A faithful copy of the data below is required, leaving out every picture.

(Element data from apps and pages)
□ □ □ □

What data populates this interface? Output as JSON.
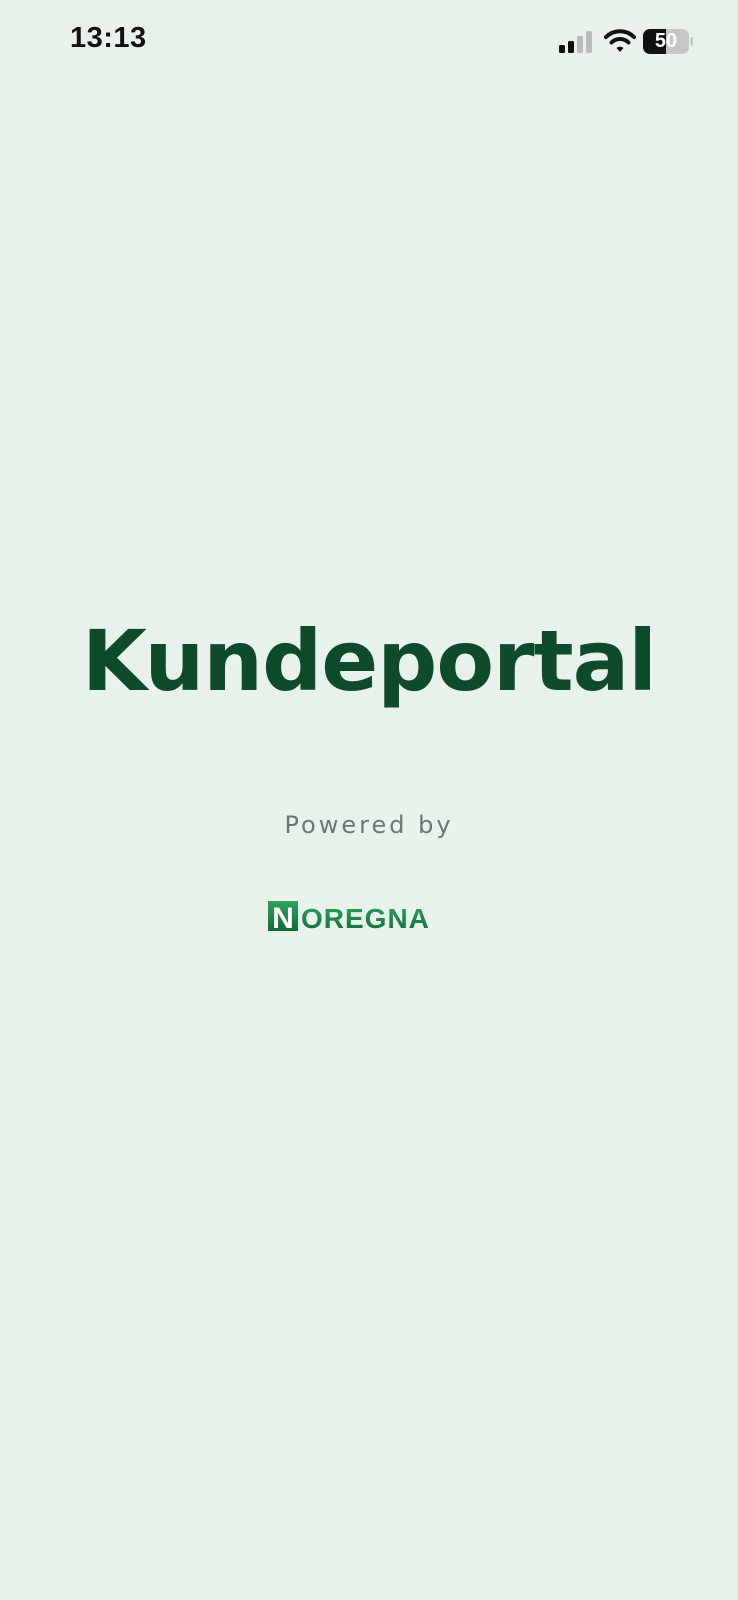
{
  "status_bar": {
    "time": "13:13",
    "battery_level": "50",
    "icons": [
      "signal-icon",
      "wifi-icon",
      "battery-icon"
    ]
  },
  "splash": {
    "title": "Kundeportal",
    "powered_by": "Powered by",
    "logo_text": "NOREGNA"
  },
  "colors": {
    "background": "#e8f2ea",
    "title": "#0e4a2c",
    "logo_green": "#1f8a4c",
    "subtle_text": "#6d7670"
  }
}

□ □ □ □

* **Exercise output**
What data populates this interface? Output as JSON.
{
  "status_bar": {
    "time": "13:13",
    "battery_level": "50",
    "icons": [
      "signal-icon",
      "wifi-icon",
      "battery-icon"
    ]
  },
  "splash": {
    "title": "Kundeportal",
    "powered_by": "Powered by",
    "logo_text": "NOREGNA"
  },
  "colors": {
    "background": "#e8f2ea",
    "title": "#0e4a2c",
    "logo_green": "#1f8a4c",
    "subtle_text": "#6d7670"
  }
}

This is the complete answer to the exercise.